Clement Kiragu

Camera: EOS 5DS R

Lens: 150-600mm F5-6.3

Aperture: 6.3

Shutter speed: 1/6400

ISO: 3200

Description: The Fast Five take down prey in their spectacular fashion.
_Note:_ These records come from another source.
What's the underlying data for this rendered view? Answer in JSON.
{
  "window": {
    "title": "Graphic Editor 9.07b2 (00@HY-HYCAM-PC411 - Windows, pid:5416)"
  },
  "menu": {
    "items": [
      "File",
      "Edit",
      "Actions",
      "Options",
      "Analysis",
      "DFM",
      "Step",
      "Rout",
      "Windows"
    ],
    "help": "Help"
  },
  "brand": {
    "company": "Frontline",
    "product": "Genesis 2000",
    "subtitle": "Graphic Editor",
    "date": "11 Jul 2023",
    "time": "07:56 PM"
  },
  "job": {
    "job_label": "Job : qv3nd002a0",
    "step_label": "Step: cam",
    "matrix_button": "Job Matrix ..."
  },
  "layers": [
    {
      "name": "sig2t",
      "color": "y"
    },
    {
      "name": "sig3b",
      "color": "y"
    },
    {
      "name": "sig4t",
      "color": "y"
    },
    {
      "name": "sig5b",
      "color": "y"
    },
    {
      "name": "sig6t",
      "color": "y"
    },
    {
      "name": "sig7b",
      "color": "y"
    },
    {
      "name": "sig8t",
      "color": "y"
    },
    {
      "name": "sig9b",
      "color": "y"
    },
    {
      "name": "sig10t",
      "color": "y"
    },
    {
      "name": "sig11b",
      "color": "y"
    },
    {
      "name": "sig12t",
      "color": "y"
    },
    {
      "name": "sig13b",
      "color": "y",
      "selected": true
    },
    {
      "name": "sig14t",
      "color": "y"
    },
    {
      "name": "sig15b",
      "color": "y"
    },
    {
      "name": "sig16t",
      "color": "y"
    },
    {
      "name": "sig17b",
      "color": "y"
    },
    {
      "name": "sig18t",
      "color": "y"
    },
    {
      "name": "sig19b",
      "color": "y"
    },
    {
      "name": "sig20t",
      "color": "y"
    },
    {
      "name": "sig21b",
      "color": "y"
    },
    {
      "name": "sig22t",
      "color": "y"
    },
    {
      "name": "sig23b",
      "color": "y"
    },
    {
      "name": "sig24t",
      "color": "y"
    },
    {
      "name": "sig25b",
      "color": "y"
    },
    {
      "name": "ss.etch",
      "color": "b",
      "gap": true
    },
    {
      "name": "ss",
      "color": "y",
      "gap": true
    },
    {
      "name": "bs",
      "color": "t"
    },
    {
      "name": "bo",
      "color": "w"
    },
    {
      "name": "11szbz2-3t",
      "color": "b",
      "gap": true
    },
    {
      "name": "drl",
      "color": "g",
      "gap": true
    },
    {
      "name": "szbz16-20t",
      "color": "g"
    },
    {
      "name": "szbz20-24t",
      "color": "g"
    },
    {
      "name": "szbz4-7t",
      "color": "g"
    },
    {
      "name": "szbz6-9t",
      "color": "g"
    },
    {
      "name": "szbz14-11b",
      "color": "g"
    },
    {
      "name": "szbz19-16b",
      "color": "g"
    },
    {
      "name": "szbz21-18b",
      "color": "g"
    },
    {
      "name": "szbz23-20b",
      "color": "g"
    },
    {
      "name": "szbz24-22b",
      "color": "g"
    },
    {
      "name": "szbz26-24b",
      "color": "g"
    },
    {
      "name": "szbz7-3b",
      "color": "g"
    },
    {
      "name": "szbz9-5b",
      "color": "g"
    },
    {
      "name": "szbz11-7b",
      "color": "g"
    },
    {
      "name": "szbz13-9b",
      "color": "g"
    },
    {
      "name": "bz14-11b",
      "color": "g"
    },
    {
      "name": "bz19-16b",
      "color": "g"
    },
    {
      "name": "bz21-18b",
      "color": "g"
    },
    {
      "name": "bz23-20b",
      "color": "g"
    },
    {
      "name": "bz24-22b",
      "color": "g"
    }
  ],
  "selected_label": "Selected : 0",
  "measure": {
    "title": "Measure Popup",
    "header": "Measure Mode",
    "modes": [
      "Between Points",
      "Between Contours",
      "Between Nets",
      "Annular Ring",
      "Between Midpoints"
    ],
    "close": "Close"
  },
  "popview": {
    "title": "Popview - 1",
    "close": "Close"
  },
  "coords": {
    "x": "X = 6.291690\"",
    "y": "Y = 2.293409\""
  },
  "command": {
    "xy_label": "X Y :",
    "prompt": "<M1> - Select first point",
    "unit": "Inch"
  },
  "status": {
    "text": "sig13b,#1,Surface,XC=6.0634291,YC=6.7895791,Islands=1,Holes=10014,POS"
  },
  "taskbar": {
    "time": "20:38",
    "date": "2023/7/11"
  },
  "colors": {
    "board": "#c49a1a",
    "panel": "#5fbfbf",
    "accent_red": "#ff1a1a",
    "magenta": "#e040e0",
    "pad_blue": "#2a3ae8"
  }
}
Story from behind the lens: When your your prey is much bigger than you are, you have to adapt. These are 4 members of the "Fast Five" Cheetah Coalition in the Maasai Mara. I have photographed them many times and I started noticing their unique hunting tactics. Unlike the textbook cheetah tactic we see in documentaries, these cheetahs don't stalk then sprint to full speed. They have adapted to using their numbers to their advantage. Due to their small size, bigger prey is not so easily intimidated thus don't ran away immediately. So the fast five hunting strategy is like the lions'. They spread out and approach a group of animals from different directions, this causes confusion and before the prey realizes they are running straight towards the "striker". Sometimes they will each take turns chasing prey just like wild dogs, so as to tire them. In this image, they use the tiring tactic. They have completely immobilized the prey and you can see how strategic they are in gripping specific parts of the prey making it impossible for the wildebeest to move.